The faintness of the voice was pitiable and dreadful. It was not the faintness of physical weakness, though confinement and hard fare no doubt had their part in it. Its deplorable peculiarity was, that it was the faintness of solitude and disuse. It was like the last feeble echo of a sound made long and long ago. So entirely had it lost the life and resonance of the human voice, that it affected the senses like a once beautiful colour, faded away into a poor weak stain. So sunken and suppressed it was, that it was like a voice underground. So expressive it was, of a hopeless and lost creature, that a famished traveller, wearied out by lonely wandering in a wilderness, would have remembered home and friends in such a tone before lying down to die. Some minutes of silent work had passed, and the haggard

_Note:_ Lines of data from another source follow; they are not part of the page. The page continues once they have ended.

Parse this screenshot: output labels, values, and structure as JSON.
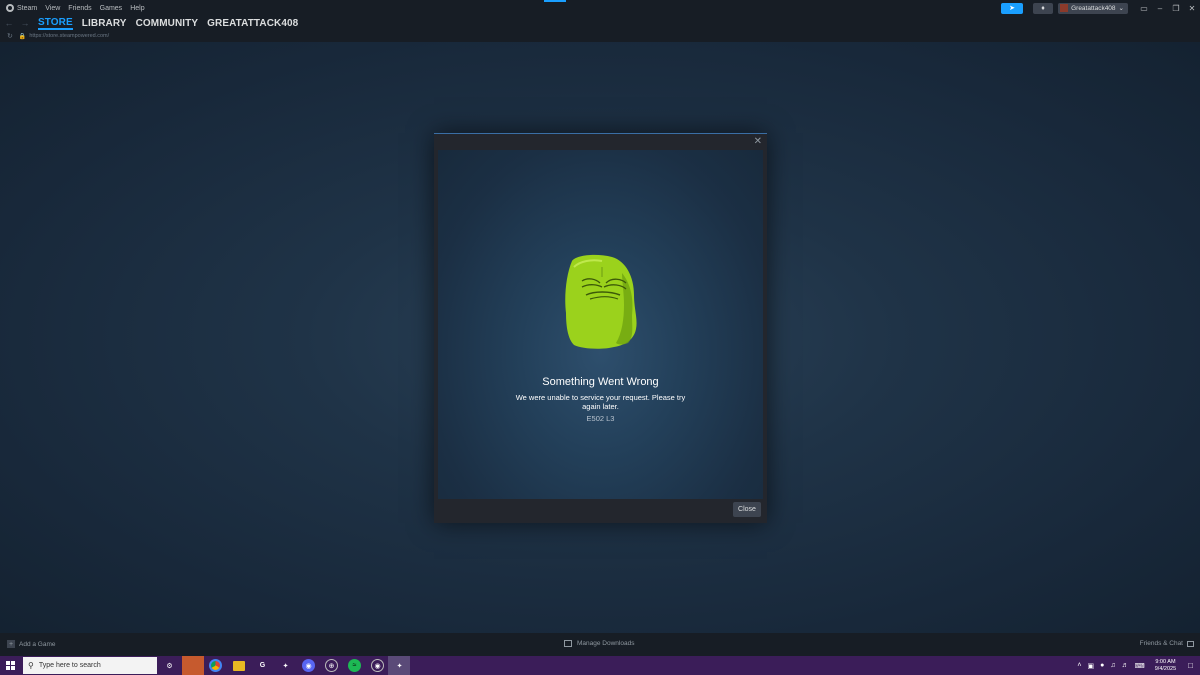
{
  "menubar": {
    "items": [
      "Steam",
      "View",
      "Friends",
      "Games",
      "Help"
    ],
    "username": "Greatattack408"
  },
  "nav": {
    "tabs": [
      "STORE",
      "LIBRARY",
      "COMMUNITY",
      "GREATATTACK408"
    ],
    "active_tab": "STORE"
  },
  "url": "https://store.steampowered.com/",
  "dialog": {
    "title": "Something Went Wrong",
    "message": "We were unable to service your request. Please try again later.",
    "code": "E502 L3",
    "close_label": "Close"
  },
  "bottombar": {
    "add_game": "Add a Game",
    "manage_downloads": "Manage Downloads",
    "friends_chat": "Friends & Chat"
  },
  "taskbar": {
    "search_placeholder": "Type here to search",
    "time": "9:00 AM",
    "date": "9/4/2025"
  },
  "colors": {
    "accent": "#1a9fff",
    "background": "#1b2838",
    "chrome": "#171d25",
    "mascot_green": "#9bd21c",
    "taskbar": "#3b1d59"
  }
}
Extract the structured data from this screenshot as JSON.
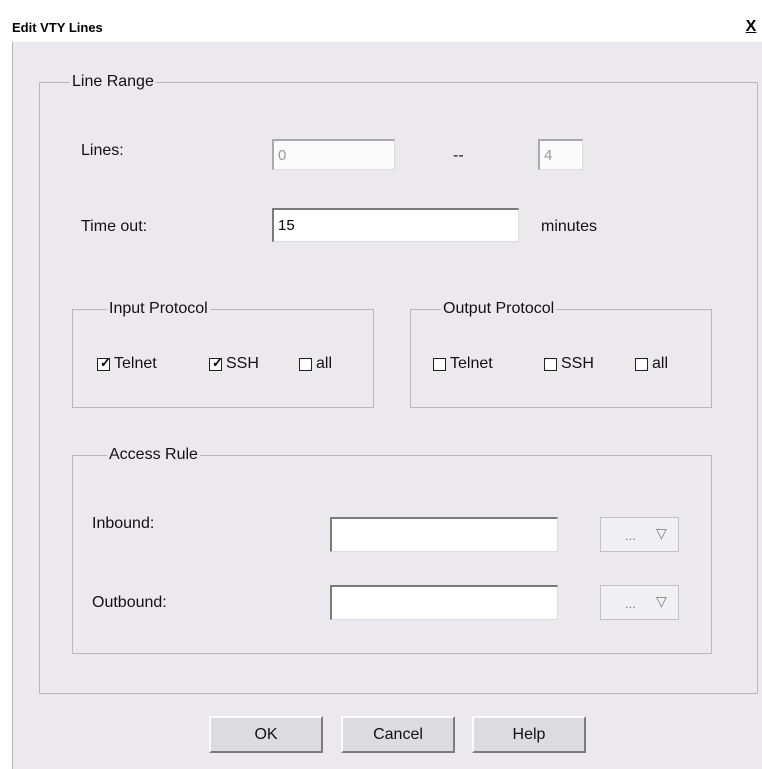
{
  "window": {
    "title": "Edit VTY Lines",
    "close_label": "X"
  },
  "line_range": {
    "legend": "Line Range",
    "lines_label": "Lines:",
    "line_start": "0",
    "separator": "--",
    "line_end": "4",
    "timeout_label": "Time out:",
    "timeout_value": "15",
    "timeout_unit": "minutes"
  },
  "input_protocol": {
    "legend": "Input Protocol",
    "options": [
      {
        "label": "Telnet",
        "checked": true
      },
      {
        "label": "SSH",
        "checked": true
      },
      {
        "label": "all",
        "checked": false
      }
    ]
  },
  "output_protocol": {
    "legend": "Output Protocol",
    "options": [
      {
        "label": "Telnet",
        "checked": false
      },
      {
        "label": "SSH",
        "checked": false
      },
      {
        "label": "all",
        "checked": false
      }
    ]
  },
  "access_rule": {
    "legend": "Access Rule",
    "inbound_label": "Inbound:",
    "inbound_value": "",
    "outbound_label": "Outbound:",
    "outbound_value": "",
    "picker_label": "..."
  },
  "buttons": {
    "ok": "OK",
    "cancel": "Cancel",
    "help": "Help"
  }
}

eyes had laoked up again : not with any interest or curiosity, but with a dull mechanical perception, beforehand, that the spot where the only visitor they were aware of had stood, was not yet empty.

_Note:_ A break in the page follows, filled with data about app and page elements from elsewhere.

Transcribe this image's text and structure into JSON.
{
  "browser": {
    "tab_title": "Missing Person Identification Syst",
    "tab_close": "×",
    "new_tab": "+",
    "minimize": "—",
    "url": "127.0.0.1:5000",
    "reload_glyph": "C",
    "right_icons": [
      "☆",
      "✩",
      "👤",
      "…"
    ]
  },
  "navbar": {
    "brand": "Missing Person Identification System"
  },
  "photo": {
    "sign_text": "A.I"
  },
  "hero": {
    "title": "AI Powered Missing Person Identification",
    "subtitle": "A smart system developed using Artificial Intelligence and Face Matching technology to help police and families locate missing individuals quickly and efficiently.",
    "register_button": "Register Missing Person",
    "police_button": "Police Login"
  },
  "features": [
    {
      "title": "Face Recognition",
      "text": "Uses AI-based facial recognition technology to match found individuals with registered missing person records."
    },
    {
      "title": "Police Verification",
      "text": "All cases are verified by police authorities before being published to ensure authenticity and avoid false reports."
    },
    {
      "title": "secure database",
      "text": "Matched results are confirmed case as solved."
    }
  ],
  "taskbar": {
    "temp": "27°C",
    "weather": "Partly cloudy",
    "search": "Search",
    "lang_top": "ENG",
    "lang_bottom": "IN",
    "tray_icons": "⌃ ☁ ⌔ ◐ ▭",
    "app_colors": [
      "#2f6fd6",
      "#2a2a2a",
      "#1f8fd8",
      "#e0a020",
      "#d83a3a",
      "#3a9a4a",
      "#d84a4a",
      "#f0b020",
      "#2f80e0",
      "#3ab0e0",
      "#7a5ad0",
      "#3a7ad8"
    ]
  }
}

"I want," said Defarge, who had not removed his gaze from the shoemaker," to let in a little more light here. You can bear a little more?"

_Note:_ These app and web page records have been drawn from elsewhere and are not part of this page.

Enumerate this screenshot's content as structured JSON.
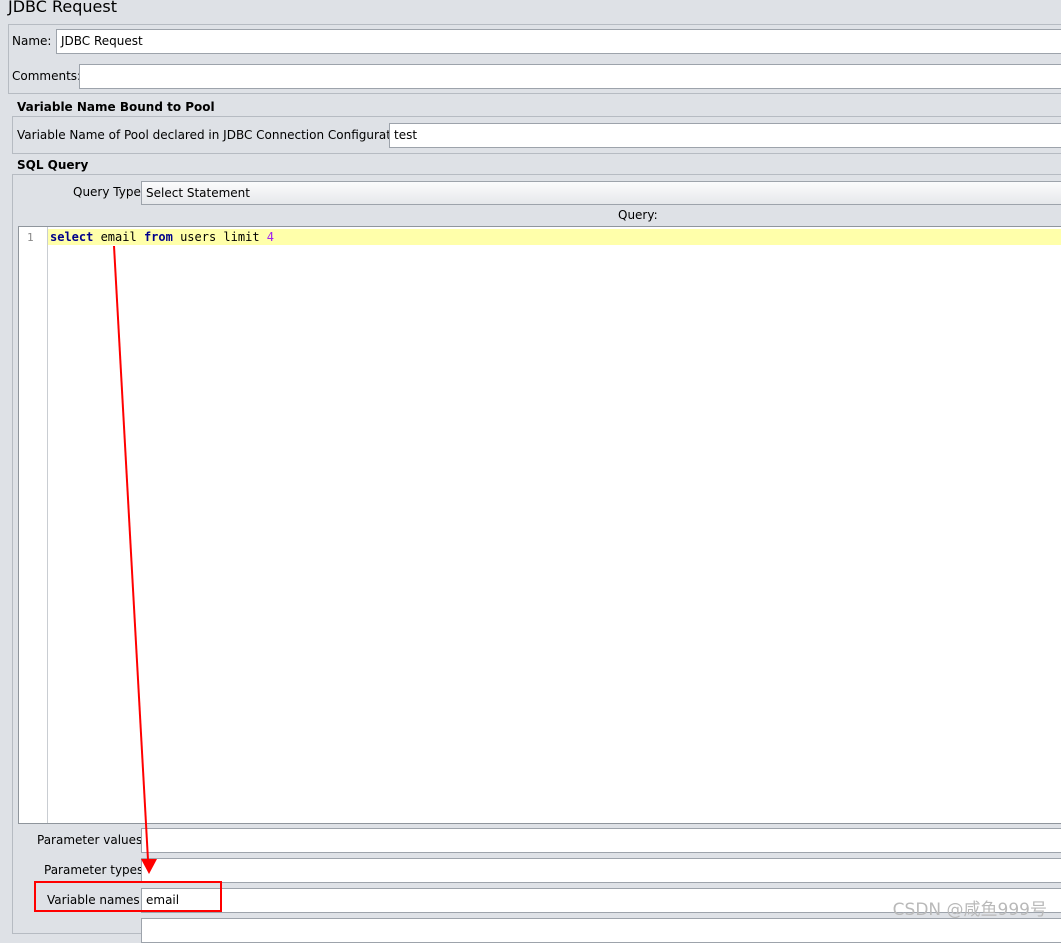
{
  "window": {
    "title": "JDBC Request"
  },
  "general": {
    "name_label": "Name:",
    "name_value": "JDBC Request",
    "comments_label": "Comments:",
    "comments_value": ""
  },
  "pool": {
    "section_title": "Variable Name Bound to Pool",
    "label": "Variable Name of Pool declared in JDBC Connection Configuration:",
    "value": "test"
  },
  "sql": {
    "section_title": "SQL Query",
    "query_type_label": "Query Type:",
    "query_type_value": "Select Statement",
    "query_label": "Query:",
    "line_number": "1",
    "code_tokens": {
      "t1": "select",
      "t2": " email ",
      "t3": "from",
      "t4": " users limit ",
      "t5": "4"
    }
  },
  "params": {
    "values_label": "Parameter values:",
    "values_value": "",
    "types_label": "Parameter types:",
    "types_value": "",
    "varnames_label": "Variable names:",
    "varnames_value": "email"
  },
  "annotation": {
    "arrow_color": "#ff0000",
    "highlight_color": "#ff0000"
  },
  "watermark": "CSDN @咸鱼999号"
}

The shoemaker stopped his work; looked, with a vacant air of listening, at the floor on one side of him; then, similarly, at the floor on the other side of him; then, upward at the speaker.
"What did you say?"
"You can bear a little more light?"
"I must bear it, if you let it in." (Laying the palest Bhadow of a stress upon the second word.)
The opened half-door was opened a little further, and secured at that angle for the time. A broad ray of light fell into the garret, and showed the workman, with an unfinished shoe upon his lap, pausing in his labour. His few common tools and various scraps of leather were at his feet and on his bench. He had a white beard, raggedly cut, but not very long, a hollow face, and exceedingly bright eyes. The hollowness and thinness of his face would have caused them to look large, under his yet dark eyebrows and his confused white hair, though they had been really otherwise; but they were naturally large, and looked unnaturally so. His yellow rags of shirt lay open at the throat, and showed his body to be withered and worn. He, and his old canvas frock, and his loose stockings, and all his poor tatters of clothes, had, in a long seclusion from direct light and air, faded down to such a dull uniformity of parchment-yellow, that it would have been hard to say which was which.
He had put up a hand between his eyes and the light, and the very bones of it seemed transparent. So he sat, with a steadfastly vacant gaze, pausing in his work. He never looked at the figure before him, without first looking down on this side of himself, then on that, as if he had lost the habit of associating place with sound; he never spoke, without first wandering in this manner, and forgetting to